Beside the aforemention Newman-O’s, Tim also brought a box of mandarin oranges and a mixed fruit shortcake from Tart to Tart. It was an astounding success, much to Tim’s satisfaction. People actually came up to him and said things like, “I’m at SNAX today because you don’t always get a call to arms like that.” Others said they were there to support the revolution. Nobody seemed to mind that Tim had asked his friend at the bakery to write “Down With Chocolate” on the cake in yellow frosting. It was all lustily eaten by the assembled.
Tim was prepared for an uproar, if not a full-scale counter-revolution, provoked by his criticism of chocolate. So uncertain was he of the reception and the viability of his revolution that he snuck a can of Hershey’s chocolate syrup into SNAX. He was prepared to sarcastically drench everything in syrup if the complaining got too loud. Not wanting to tip anyone off, he disguised the can like so:

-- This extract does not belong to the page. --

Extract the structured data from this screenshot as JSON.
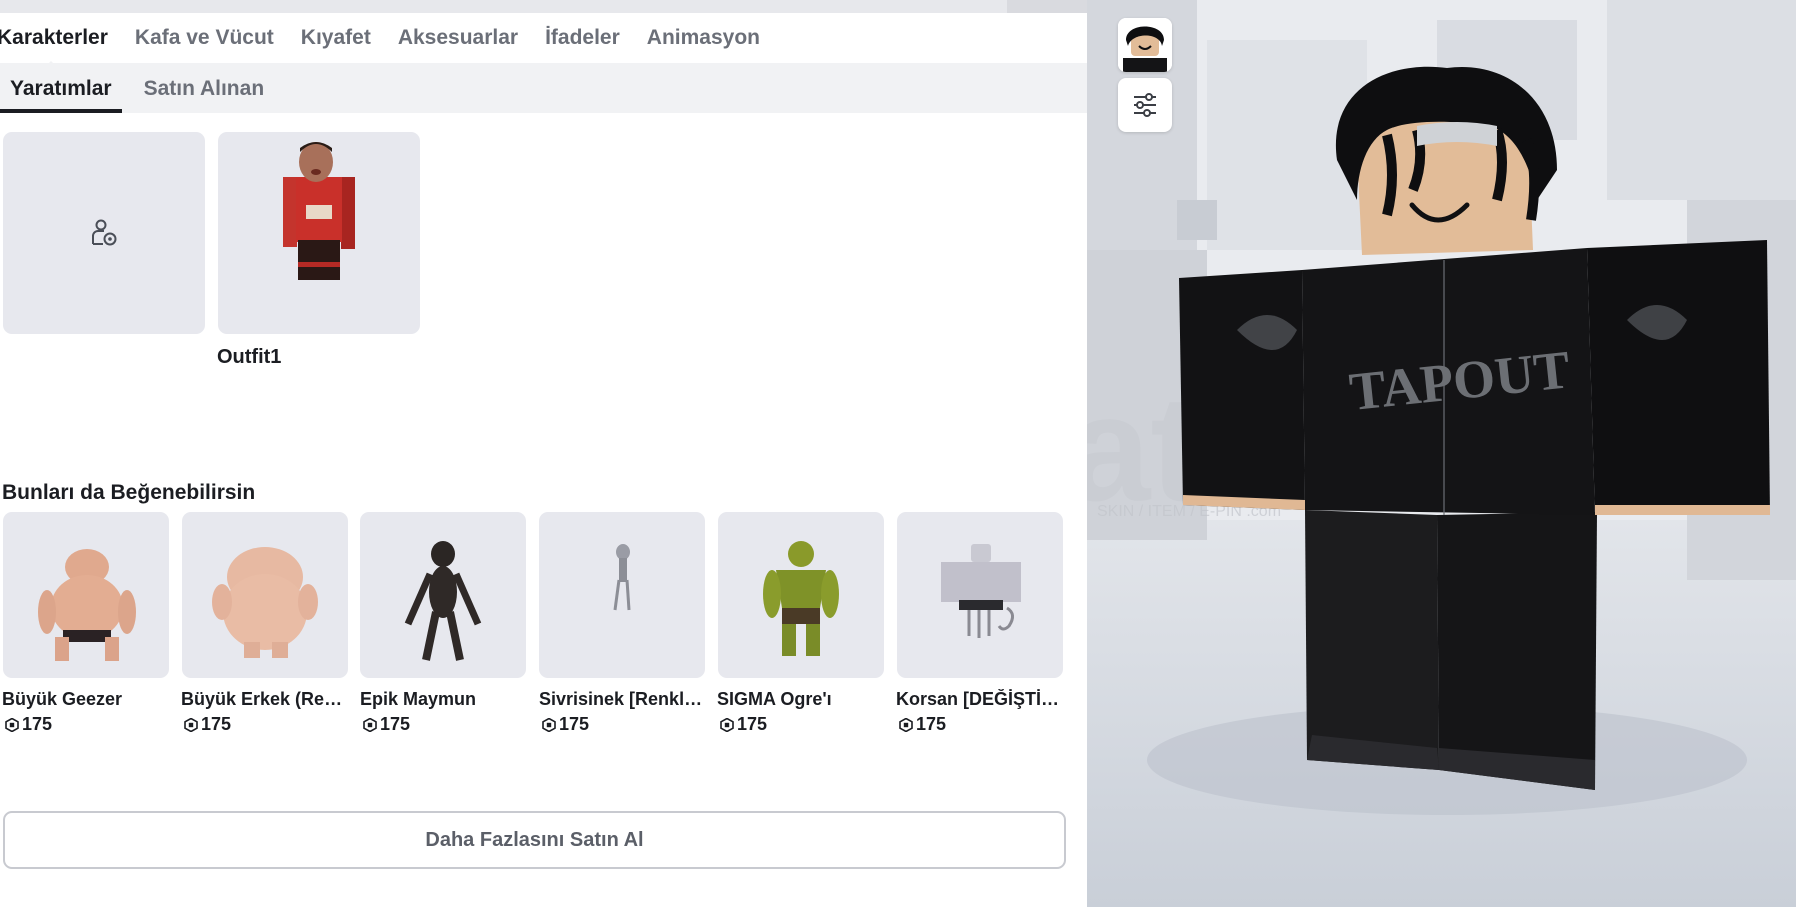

And he prepared a statement to be read in case of popular dissatisfaction:
Even the most zealous revolutionary eventually learns to sacrifice principle for the sake of politicial expediency. Which is to say he’ll do whatever he can to keep his job. Even though one form of chocolatey tyranny may be deposed, another, simply in a different form, may rise to take it’s place.And since I can see the natives are getting restless, I have this….
Brothers and sisters, eat it and weep.
Here is another view of the label. The expression on Tim’s face was a point of much discussion. It was merely a file photo that he had on hand.
Friday, March 3: As I write this, it is Friday morning, and I’m not sure if anything interesting enough to warrant bloggging has happened. But something will probably come along. Maybe at the airport—I’m going to see Alisa in San Diego. We’ll see. But in the meantime, I have posted what one successful blogger has termed “too much content.” So we will leave it at that.